= Beginning of Section =

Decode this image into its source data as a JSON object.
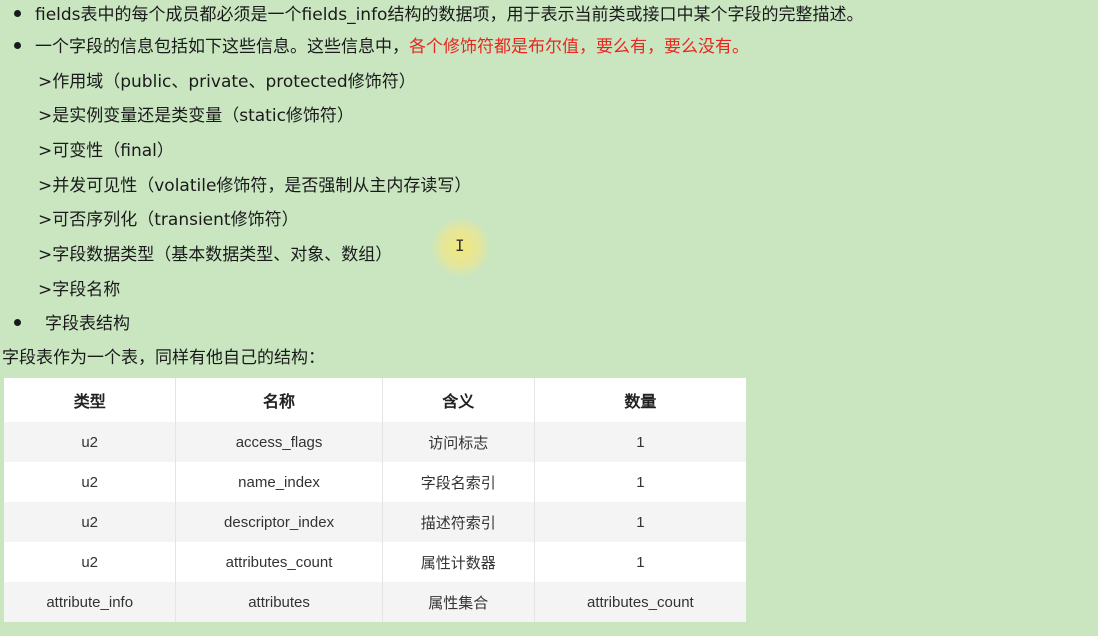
{
  "bullets": [
    {
      "text": "fields表中的每个成员都必须是一个fields_info结构的数据项，用于表示当前类或接口中某个字段的完整描述。"
    },
    {
      "text": "一个字段的信息包括如下这些信息。这些信息中，",
      "highlight": "各个修饰符都是布尔值，要么有，要么没有。"
    }
  ],
  "sub_items": [
    ">作用域（public、private、protected修饰符）",
    ">是实例变量还是类变量（static修饰符）",
    ">可变性（final）",
    ">并发可见性（volatile修饰符，是否强制从主内存读写）",
    ">可否序列化（transient修饰符）",
    ">字段数据类型（基本数据类型、对象、数组）",
    ">字段名称"
  ],
  "section_heading": "字段表结构",
  "intro_line": "字段表作为一个表，同样有他自己的结构：",
  "table": {
    "headers": [
      "类型",
      "名称",
      "含义",
      "数量"
    ],
    "rows": [
      [
        "u2",
        "access_flags",
        "访问标志",
        "1"
      ],
      [
        "u2",
        "name_index",
        "字段名索引",
        "1"
      ],
      [
        "u2",
        "descriptor_index",
        "描述符索引",
        "1"
      ],
      [
        "u2",
        "attributes_count",
        "属性计数器",
        "1"
      ],
      [
        "attribute_info",
        "attributes",
        "属性集合",
        "attributes_count"
      ]
    ]
  },
  "colors": {
    "background": "#c9e6c1",
    "highlight": "#e8261d"
  }
}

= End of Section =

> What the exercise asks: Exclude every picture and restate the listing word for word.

> Response to the exercise:
Decode this image into its source data as a JSON object.
{
  "bullets": [
    {
      "text": "fields表中的每个成员都必须是一个fields_info结构的数据项，用于表示当前类或接口中某个字段的完整描述。"
    },
    {
      "text": "一个字段的信息包括如下这些信息。这些信息中，",
      "highlight": "各个修饰符都是布尔值，要么有，要么没有。"
    }
  ],
  "sub_items": [
    ">作用域（public、private、protected修饰符）",
    ">是实例变量还是类变量（static修饰符）",
    ">可变性（final）",
    ">并发可见性（volatile修饰符，是否强制从主内存读写）",
    ">可否序列化（transient修饰符）",
    ">字段数据类型（基本数据类型、对象、数组）",
    ">字段名称"
  ],
  "section_heading": "字段表结构",
  "intro_line": "字段表作为一个表，同样有他自己的结构：",
  "table": {
    "headers": [
      "类型",
      "名称",
      "含义",
      "数量"
    ],
    "rows": [
      [
        "u2",
        "access_flags",
        "访问标志",
        "1"
      ],
      [
        "u2",
        "name_index",
        "字段名索引",
        "1"
      ],
      [
        "u2",
        "descriptor_index",
        "描述符索引",
        "1"
      ],
      [
        "u2",
        "attributes_count",
        "属性计数器",
        "1"
      ],
      [
        "attribute_info",
        "attributes",
        "属性集合",
        "attributes_count"
      ]
    ]
  },
  "colors": {
    "background": "#c9e6c1",
    "highlight": "#e8261d"
  }
}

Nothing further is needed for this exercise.